The Diffusion of the Sandbox Approach to Disruptive Innovation and Its Limitations
37 Pages Posted: 16 Dec 2019
Date Written: November 15, 2019
Faced with the challenges posed by the rise and evolution of disruptive technologies and innovations, many countries have adopted differing regulatory approaches and adapted institutional structures and norms to maximize benefits while mitigating risks. Among such regulatory endeavors, the regulatory sandbox, first adopted by the UK for the financial sector, stands out as a prominent mechanism to strike a balance between promoting technological innovations and ensuring market order. Given the promises of the regulatory sandbox, there has been a gradual embrace of this approach by governments across continents, which arguably indicates a global norm diffusion is on the rise. There is also a trans-governmental endeavor to facilitate cooperation among regulators and convergence in regulation through bilateral arrangements, as well as under the multilateral “global sandbox” club. Beyond the financial sector, given the cross-border nature and implications of many disruptive technologies and innovations, some countries have moved forward and applied similar governance approaches to non-financial areas, and this paper has discussed examples of them in Canada, Japan, Singapore, and Taiwan in areas such as energy, the environment, health care, and transportation.
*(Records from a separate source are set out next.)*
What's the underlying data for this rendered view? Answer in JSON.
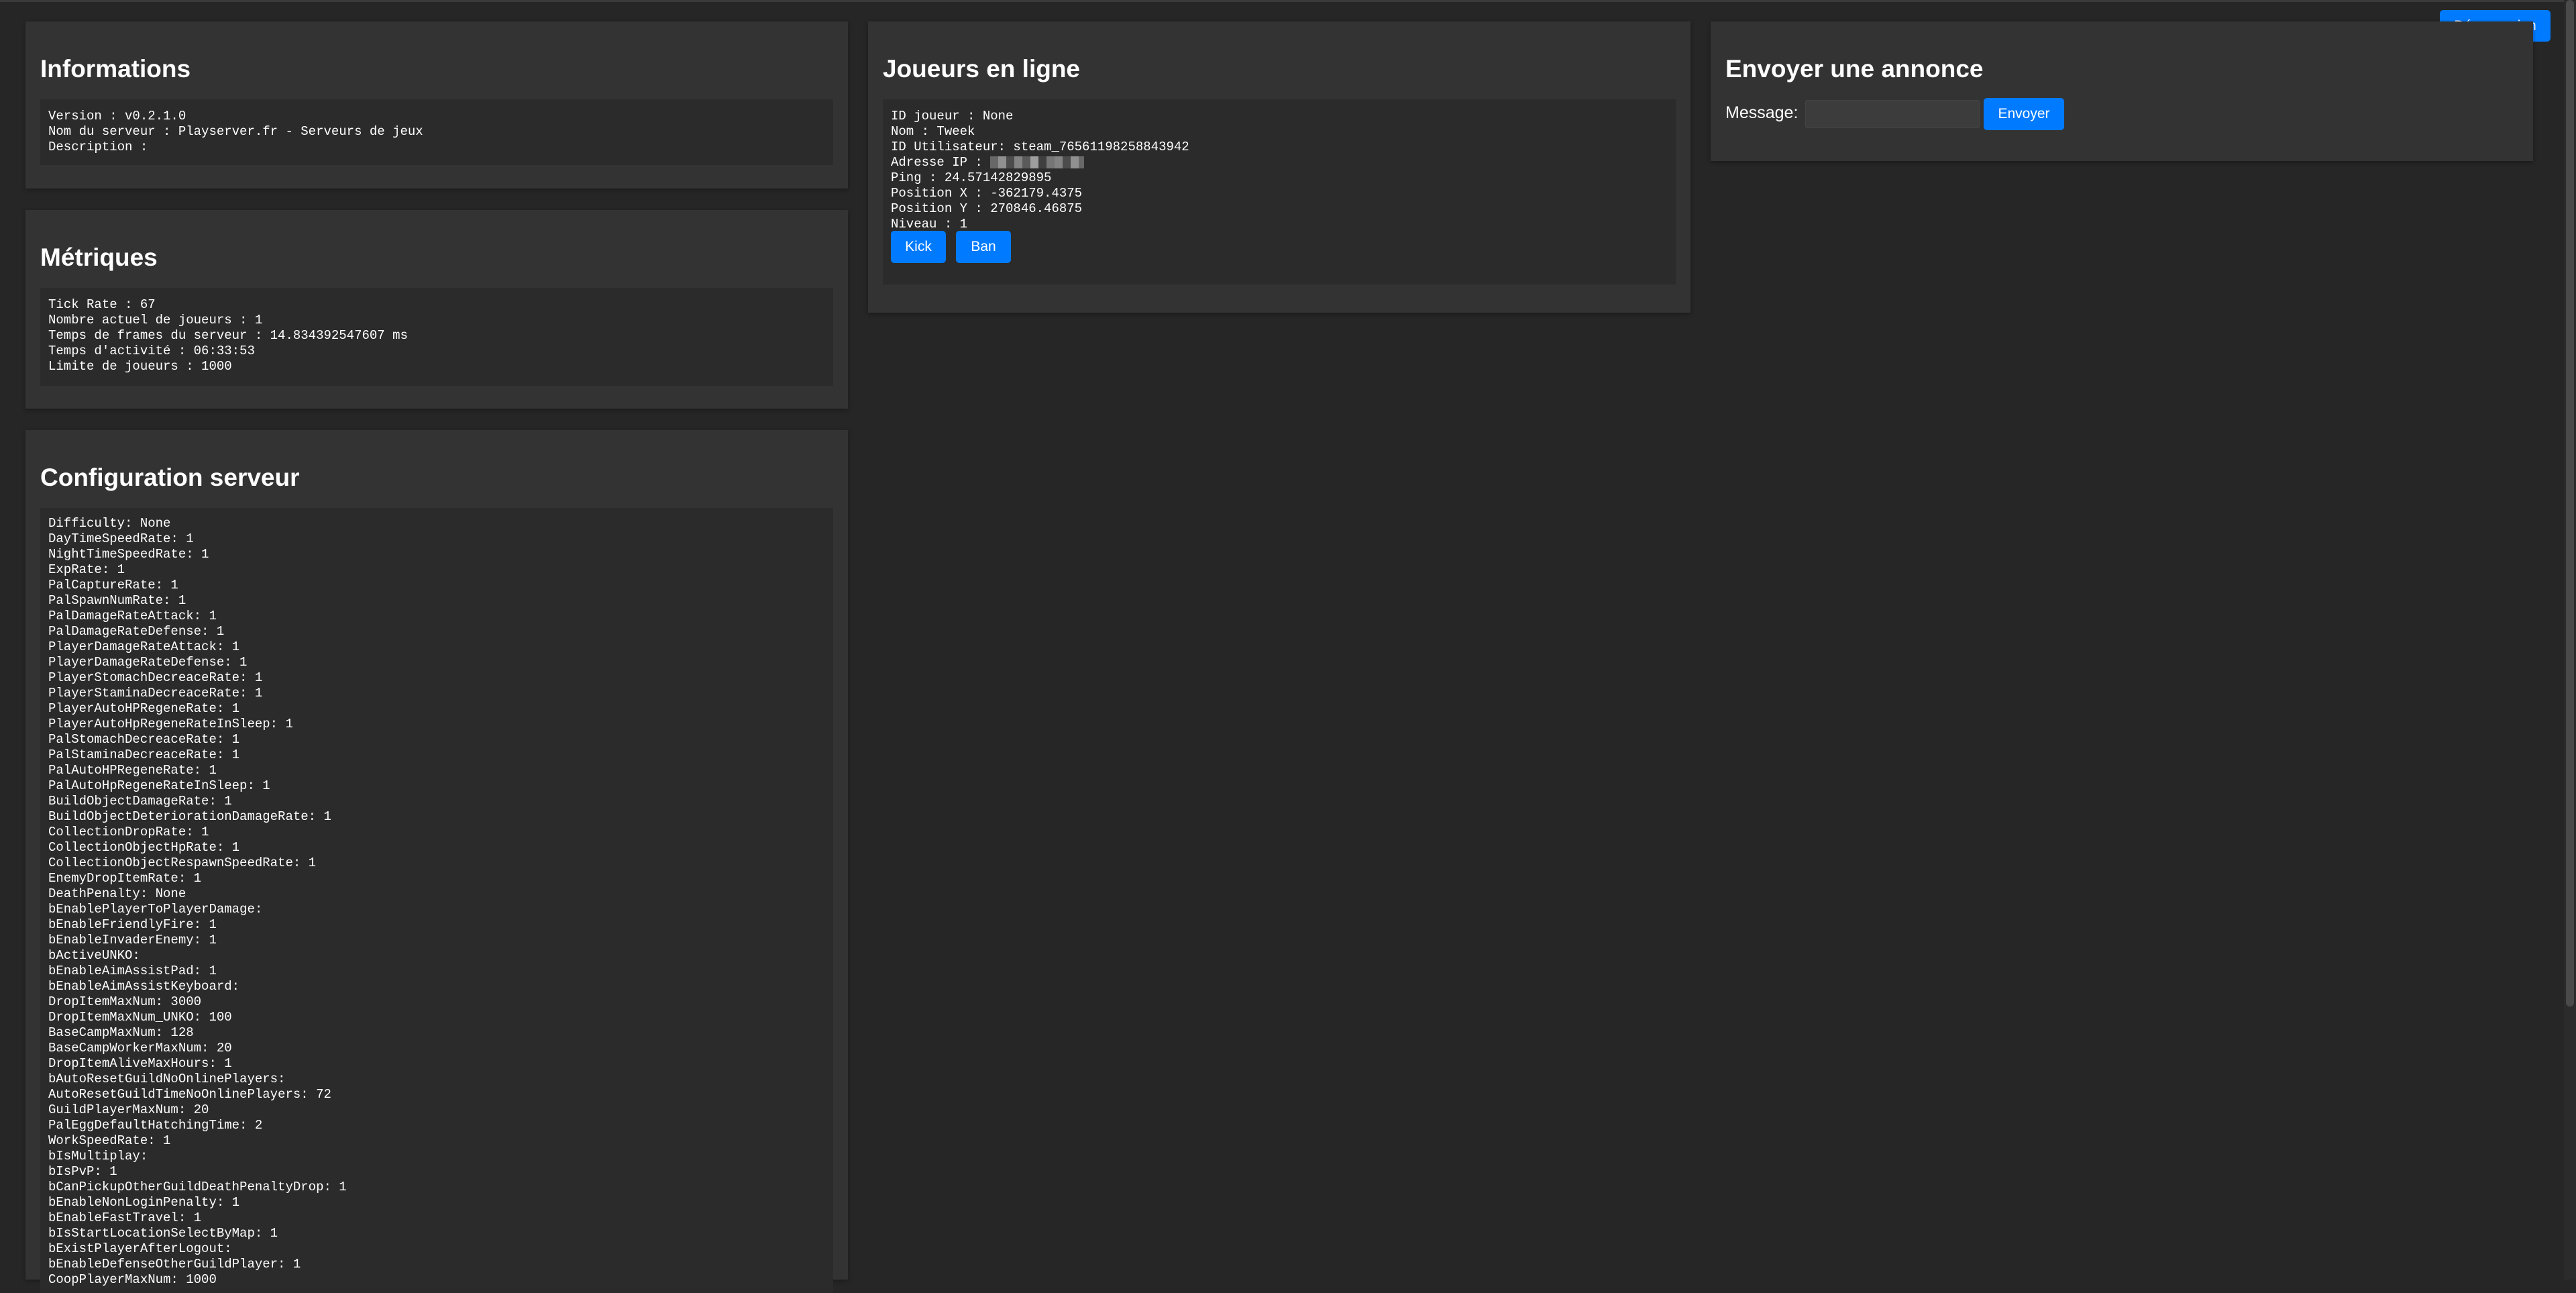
{
  "header": {
    "logout_label": "Déconnexion"
  },
  "informations": {
    "title": "Informations",
    "lines": [
      "Version : v0.2.1.0",
      "Nom du serveur : Playserver.fr - Serveurs de jeux",
      "Description :"
    ]
  },
  "metriques": {
    "title": "Métriques",
    "lines": [
      "Tick Rate : 67",
      "Nombre actuel de joueurs : 1",
      "Temps de frames du serveur : 14.834392547607 ms",
      "Temps d'activité : 06:33:53",
      "Limite de joueurs : 1000"
    ]
  },
  "config": {
    "title": "Configuration serveur",
    "lines": [
      "Difficulty: None",
      "DayTimeSpeedRate: 1",
      "NightTimeSpeedRate: 1",
      "ExpRate: 1",
      "PalCaptureRate: 1",
      "PalSpawnNumRate: 1",
      "PalDamageRateAttack: 1",
      "PalDamageRateDefense: 1",
      "PlayerDamageRateAttack: 1",
      "PlayerDamageRateDefense: 1",
      "PlayerStomachDecreaceRate: 1",
      "PlayerStaminaDecreaceRate: 1",
      "PlayerAutoHPRegeneRate: 1",
      "PlayerAutoHpRegeneRateInSleep: 1",
      "PalStomachDecreaceRate: 1",
      "PalStaminaDecreaceRate: 1",
      "PalAutoHPRegeneRate: 1",
      "PalAutoHpRegeneRateInSleep: 1",
      "BuildObjectDamageRate: 1",
      "BuildObjectDeteriorationDamageRate: 1",
      "CollectionDropRate: 1",
      "CollectionObjectHpRate: 1",
      "CollectionObjectRespawnSpeedRate: 1",
      "EnemyDropItemRate: 1",
      "DeathPenalty: None",
      "bEnablePlayerToPlayerDamage:",
      "bEnableFriendlyFire: 1",
      "bEnableInvaderEnemy: 1",
      "bActiveUNKO:",
      "bEnableAimAssistPad: 1",
      "bEnableAimAssistKeyboard:",
      "DropItemMaxNum: 3000",
      "DropItemMaxNum_UNKO: 100",
      "BaseCampMaxNum: 128",
      "BaseCampWorkerMaxNum: 20",
      "DropItemAliveMaxHours: 1",
      "bAutoResetGuildNoOnlinePlayers:",
      "AutoResetGuildTimeNoOnlinePlayers: 72",
      "GuildPlayerMaxNum: 20",
      "PalEggDefaultHatchingTime: 2",
      "WorkSpeedRate: 1",
      "bIsMultiplay:",
      "bIsPvP: 1",
      "bCanPickupOtherGuildDeathPenaltyDrop: 1",
      "bEnableNonLoginPenalty: 1",
      "bEnableFastTravel: 1",
      "bIsStartLocationSelectByMap: 1",
      "bExistPlayerAfterLogout:",
      "bEnableDefenseOtherGuildPlayer: 1",
      "CoopPlayerMaxNum: 1000"
    ]
  },
  "players": {
    "title": "Joueurs en ligne",
    "player": {
      "id_line": "ID joueur : None",
      "name_line": "Nom : Tweek",
      "user_id_line": "ID Utilisateur: steam_76561198258843942",
      "ip_label": "Adresse IP : ",
      "ping_line": "Ping : 24.57142829895",
      "pos_x_line": "Position X : -362179.4375",
      "pos_y_line": "Position Y : 270846.46875",
      "level_line": "Niveau : 1"
    },
    "kick_label": "Kick",
    "ban_label": "Ban"
  },
  "announce": {
    "title": "Envoyer une annonce",
    "message_label": "Message:",
    "message_value": "",
    "send_label": "Envoyer"
  }
}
All these developments evidence the rise of the sandbox approach to regulating disruptive technologies and innovations in different sectors at the national, trans-governmental, and global levels, which has crucial theoretical and practical implications.
By way of an in-depth and thorough analysis on Taiwan’s aggressive use of sandbox regulation in the areas of financial services, unmanned vehicles, and more recently, artificial intelligence, this paper argues that while the sandbox approach has emerged as a handy tool for governments to manage the ramifications across different sectors and despite its global diffusion over the past few years, there are limitations that may affect how countries implement these regulatory approaches on the ground. As argued in the case of Taiwan, the legal system, regulatory culture, domestic political economy in the post-GFC era all play a crucial role in shaping path dependence and institutional inertia nested within regulatory agencies. One must not take the face value of the sandbox approach; it is those complicated local contexts, seen or embedded, that will define the ultimate contour of the global sandbox approach in the long run.
Keywords: Financial technology (FinTech), unmanned vehicle, artificial intelligence, regulatory sandbox, normative diffusion, path dependence, legal origin, legal transplant, regulatory capture
JEL Classification: K00
Suggested Citation: Suggested Citation